__Task details__:
Please give nothing except the number of lines in the records below that include the word "title".

[Saved data entries]
=======

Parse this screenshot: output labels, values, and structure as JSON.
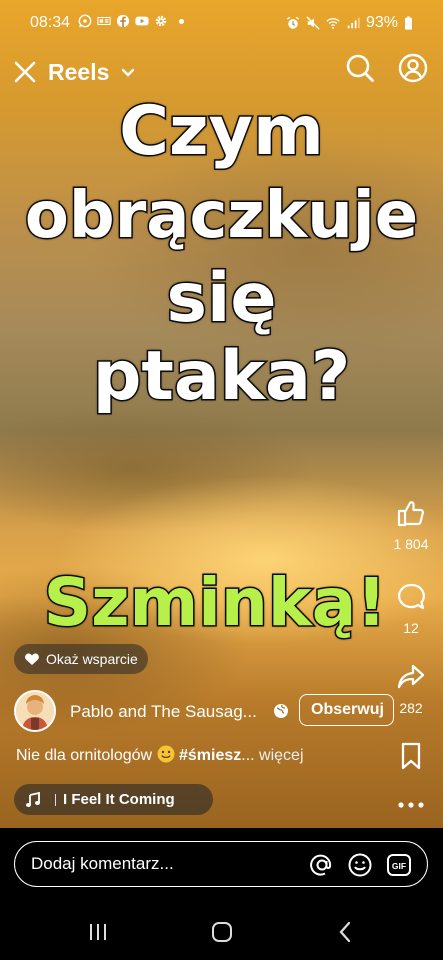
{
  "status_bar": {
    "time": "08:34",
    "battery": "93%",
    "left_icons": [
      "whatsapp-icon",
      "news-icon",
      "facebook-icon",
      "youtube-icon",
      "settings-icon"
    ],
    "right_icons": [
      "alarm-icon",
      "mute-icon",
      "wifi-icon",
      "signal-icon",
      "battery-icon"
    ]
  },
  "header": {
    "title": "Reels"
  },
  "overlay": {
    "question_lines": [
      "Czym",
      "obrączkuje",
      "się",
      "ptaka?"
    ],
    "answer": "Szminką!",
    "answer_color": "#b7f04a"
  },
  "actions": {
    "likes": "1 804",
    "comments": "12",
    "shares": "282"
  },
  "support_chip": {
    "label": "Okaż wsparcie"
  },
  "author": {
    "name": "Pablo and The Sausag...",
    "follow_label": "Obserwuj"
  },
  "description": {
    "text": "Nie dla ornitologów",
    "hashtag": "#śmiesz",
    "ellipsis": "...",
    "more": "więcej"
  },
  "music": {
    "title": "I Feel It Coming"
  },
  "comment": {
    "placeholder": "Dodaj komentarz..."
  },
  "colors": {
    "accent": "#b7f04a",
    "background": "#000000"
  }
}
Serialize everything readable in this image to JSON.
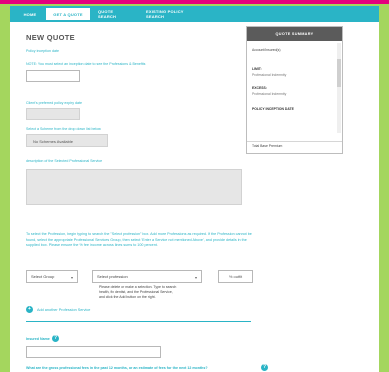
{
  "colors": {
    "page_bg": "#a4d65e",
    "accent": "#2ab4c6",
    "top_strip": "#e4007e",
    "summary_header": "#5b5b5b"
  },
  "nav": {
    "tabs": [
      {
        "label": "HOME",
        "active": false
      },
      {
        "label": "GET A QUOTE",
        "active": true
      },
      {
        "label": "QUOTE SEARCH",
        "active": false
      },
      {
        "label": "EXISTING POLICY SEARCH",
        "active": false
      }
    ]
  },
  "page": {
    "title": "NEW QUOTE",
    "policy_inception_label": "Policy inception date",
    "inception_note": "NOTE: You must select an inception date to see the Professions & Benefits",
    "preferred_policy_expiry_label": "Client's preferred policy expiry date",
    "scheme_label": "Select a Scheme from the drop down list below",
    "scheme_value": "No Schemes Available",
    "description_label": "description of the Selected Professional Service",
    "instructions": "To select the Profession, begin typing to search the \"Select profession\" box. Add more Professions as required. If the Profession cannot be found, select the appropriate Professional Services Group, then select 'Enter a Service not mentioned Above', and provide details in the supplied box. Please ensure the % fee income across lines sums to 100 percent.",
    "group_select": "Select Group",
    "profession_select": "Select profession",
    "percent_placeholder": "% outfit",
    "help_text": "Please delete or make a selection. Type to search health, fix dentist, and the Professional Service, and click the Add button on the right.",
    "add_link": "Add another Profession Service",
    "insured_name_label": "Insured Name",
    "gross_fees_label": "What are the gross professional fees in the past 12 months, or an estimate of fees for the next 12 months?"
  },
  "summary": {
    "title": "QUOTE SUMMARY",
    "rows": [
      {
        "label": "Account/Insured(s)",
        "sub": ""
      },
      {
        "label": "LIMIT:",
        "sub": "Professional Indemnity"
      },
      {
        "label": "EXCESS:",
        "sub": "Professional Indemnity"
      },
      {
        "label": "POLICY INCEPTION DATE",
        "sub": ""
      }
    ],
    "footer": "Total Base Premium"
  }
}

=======

__Exercise response__:
4